Of its 530 hp, technicians used a bigger charger and other tricks to come up with a respectable 621 hp – just four horses less than in the M5 Competition. 800 Newton meters ensures superior thrust every time. And like the class below, Alpina adds another 50 Nm to the top model value of the BMW M.

Alpina Tour B5

The large main screen sits in the B5’s cockpit on the dashboard.


In the interior, the B5 provides inspiration with a slightly more indulgent aroma. Our test car was equipped with merino leather and a knotless remote seat. No racetrack can do it due to the lack of lateral support, but that’s not what the B5 was made for. Superior travel comfort and demonstration of strength in terms of longitudinal dynamics are his hobbies. And yes, on a trip to the Sachsenring we can prove to him: work done in bright colours.

Thank you Alpina B5

The elegance with which it dissipates shock in the transverse joints, how clean it handles bends and stresses even at speeds of over 250 km/h – phenomenal. No shaking, no shaking, nothing. His younger brother was a little more nervous; B3 simply has the fundamental property of being more agile. But what we can call a negative here, he turned into a positive on the race track.

Alpina Tour B5

Eight cylinders, 4.4 liter displacement, dual filling. The engine in the B5 pushes like there’s no tomorrow.

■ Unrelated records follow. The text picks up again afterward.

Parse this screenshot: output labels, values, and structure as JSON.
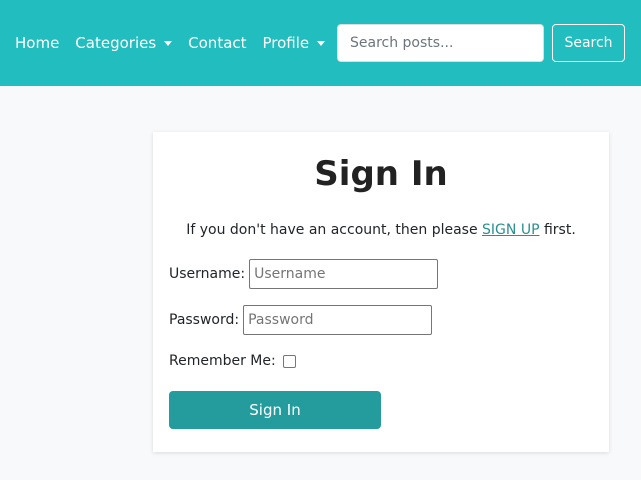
{
  "nav": {
    "items": [
      {
        "label": "Home",
        "dropdown": false
      },
      {
        "label": "Categories",
        "dropdown": true
      },
      {
        "label": "Contact",
        "dropdown": false
      },
      {
        "label": "Profile",
        "dropdown": true
      }
    ],
    "search": {
      "placeholder": "Search posts...",
      "value": "",
      "button_label": "Search"
    },
    "background_color": "#22bdbe"
  },
  "signin": {
    "title": "Sign In",
    "info_prefix": "If you don't have an account, then please ",
    "info_link": "SIGN UP",
    "info_suffix": " first.",
    "username_label": "Username:",
    "username_placeholder": "Username",
    "password_label": "Password:",
    "password_placeholder": "Password",
    "remember_label": "Remember Me:",
    "remember_checked": false,
    "submit_label": "Sign In",
    "submit_color": "#249c9e"
  }
}
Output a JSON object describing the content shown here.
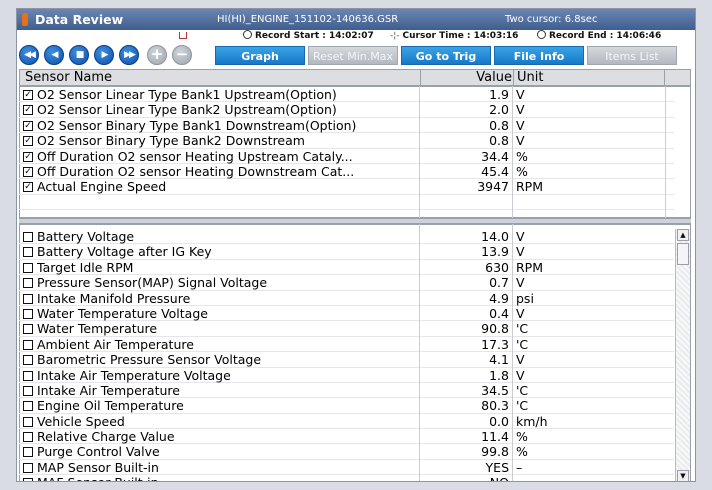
{
  "window": {
    "title": "Data Review",
    "file_name": "HI(HI)_ENGINE_151102-140636.GSR",
    "cursor_mode": "Two cursor: 6.8sec"
  },
  "info": {
    "record_start_label": "Record Start : 14:02:07",
    "cursor_time_label": "Cursor Time : 14:03:16",
    "record_end_label": "Record End :  14:06:46"
  },
  "toolbar": {
    "nav": [
      {
        "name": "rewind-fast-button",
        "glyph": "◀◀"
      },
      {
        "name": "step-back-button",
        "glyph": "◀"
      },
      {
        "name": "stop-button",
        "glyph": "■"
      },
      {
        "name": "play-button",
        "glyph": "▶"
      },
      {
        "name": "fast-forward-button",
        "glyph": "▶▶"
      },
      {
        "name": "zoom-in-button",
        "glyph": "+"
      },
      {
        "name": "zoom-out-button",
        "glyph": "−"
      }
    ],
    "graph_label": "Graph",
    "reset_label": "Reset Min.Max",
    "goto_label": "Go to Trig",
    "fileinfo_label": "File Info",
    "items_label": "Items List"
  },
  "table": {
    "col_name": "Sensor Name",
    "col_value": "Value",
    "col_unit": "Unit",
    "selected_rows": [
      {
        "name": "O2 Sensor Linear Type Bank1 Upstream(Option)",
        "value": "1.9",
        "unit": "V"
      },
      {
        "name": "O2 Sensor Linear Type Bank2 Upstream(Option)",
        "value": "2.0",
        "unit": "V"
      },
      {
        "name": "O2 Sensor Binary Type Bank1 Downstream(Option)",
        "value": "0.8",
        "unit": "V"
      },
      {
        "name": "O2 Sensor Binary Type Bank2 Downstream",
        "value": "0.8",
        "unit": "V"
      },
      {
        "name": "Off Duration O2 sensor Heating Upstream Cataly...",
        "value": "34.4",
        "unit": "%"
      },
      {
        "name": "Off Duration O2 sensor Heating Downstream Cat...",
        "value": "45.4",
        "unit": "%"
      },
      {
        "name": "Actual Engine Speed",
        "value": "3947",
        "unit": "RPM"
      }
    ],
    "other_rows": [
      {
        "name": "Battery Voltage",
        "value": "14.0",
        "unit": "V"
      },
      {
        "name": "Battery Voltage after IG Key",
        "value": "13.9",
        "unit": "V"
      },
      {
        "name": "Target Idle RPM",
        "value": "630",
        "unit": "RPM"
      },
      {
        "name": "Pressure Sensor(MAP) Signal Voltage",
        "value": "0.7",
        "unit": "V"
      },
      {
        "name": "Intake Manifold Pressure",
        "value": "4.9",
        "unit": "psi"
      },
      {
        "name": "Water Temperature Voltage",
        "value": "0.4",
        "unit": "V"
      },
      {
        "name": "Water Temperature",
        "value": "90.8",
        "unit": "'C"
      },
      {
        "name": "Ambient Air Temperature",
        "value": "17.3",
        "unit": "'C"
      },
      {
        "name": "Barometric Pressure Sensor Voltage",
        "value": "4.1",
        "unit": "V"
      },
      {
        "name": "Intake Air Temperature Voltage",
        "value": "1.8",
        "unit": "V"
      },
      {
        "name": "Intake Air Temperature",
        "value": "34.5",
        "unit": "'C"
      },
      {
        "name": "Engine Oil Temperature",
        "value": "80.3",
        "unit": "'C"
      },
      {
        "name": "Vehicle Speed",
        "value": "0.0",
        "unit": "km/h"
      },
      {
        "name": "Relative Charge Value",
        "value": "11.4",
        "unit": "%"
      },
      {
        "name": "Purge Control Valve",
        "value": "99.8",
        "unit": "%"
      },
      {
        "name": "MAP Sensor Built-in",
        "value": "YES",
        "unit": "–"
      },
      {
        "name": "MAF Sensor Built-in",
        "value": "NO",
        "unit": "–"
      }
    ]
  },
  "colors": {
    "accent_blue": "#1679c8",
    "title_bar": "#3f5d8e",
    "app_icon": "#e8701c"
  }
}
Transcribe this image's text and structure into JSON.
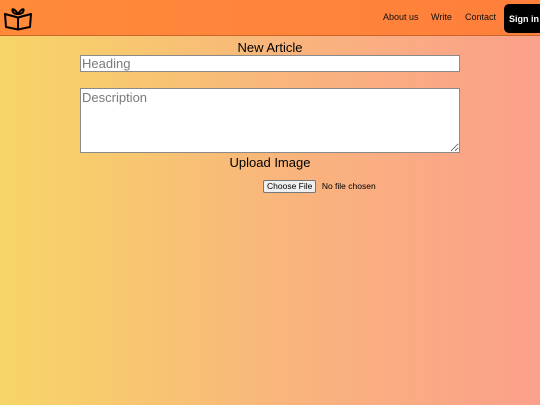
{
  "nav": {
    "logo_icon": "open-book-gift-icon",
    "links": [
      {
        "label": "About us"
      },
      {
        "label": "Write"
      },
      {
        "label": "Contact"
      }
    ],
    "signin_label": "Sign in",
    "background": "#ff8a3a"
  },
  "form": {
    "title": "New Article",
    "heading_placeholder": "Heading",
    "description_placeholder": "Description",
    "upload_title": "Upload Image",
    "file_button_label": "Choose File",
    "file_status": "No file chosen"
  },
  "colors": {
    "gradient_left": "#f7d567",
    "gradient_right": "#fba08a",
    "signin_bg": "#000000"
  }
}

A clear picture emerges at the Sachsenring: Sector 1 belongs to the beefy eight cylinders, but especially in the meandering second sector, the B3 really hits its big brother in the face. 87 percent in about 25 seconds is the world. But the B5 has always retaliated in terms of performance development.

In sector three, up the hill behind Omega, to Linkskuppe and then hard onto the kart track, he regained nearly half a second. In sector four it is almost a draw; at the point of highest speed measurement, the B5 wrote more at 5.8 km/h. Until then, the two-tonners were still ahead, but in the last sector, particularly at narrow Queckenberg-Links, B3 took a decisive 18-hundredth before both roared into the start/finish. 1:37.42 to 1:37.62 seconds after nearly 3.7 kilometers.

It must advance

To classify: Lamborghini Urus went almost half a second faster, Audi RS 4 Avant only nine hundred. Interesting detail: The B8 Gran Coupé was also in the corridor this time with a time of 1:37.43 seconds.

But as already said: Lateral dynamics is just a by-catch in the Alpina model. He had to go forward. And here both have no deficit. However, the B5 allows the driver’s brain to spin back and forth more intensely – you’ll be a bit dizzy at the start of the launch.

Alpina Tours B3 and B5

Two touring tails with room to dream: B3 loads 500 to 1510 liters, B5 even 560 to 1700 liters.


3.3 seconds to 100 – one-tenth below the manufacturer’s specifications – and 10.8 to 200. Those are values ​​we talked about super athletes recently. Incidentally, both slow down with the optional performance brake system. The additional 240 kilograms of weight from the B5 is reflected in a longer braking distance of 0.9 meters. From 200: almost a draw.

Conclusion

More space, more comfort, more performance. B5 charged forward vigorously. But despite being 159 hp less, the B3 was faster at the Sachsenring and cornered more nimbly. In the end, the charge ensured he won in the reverse duel.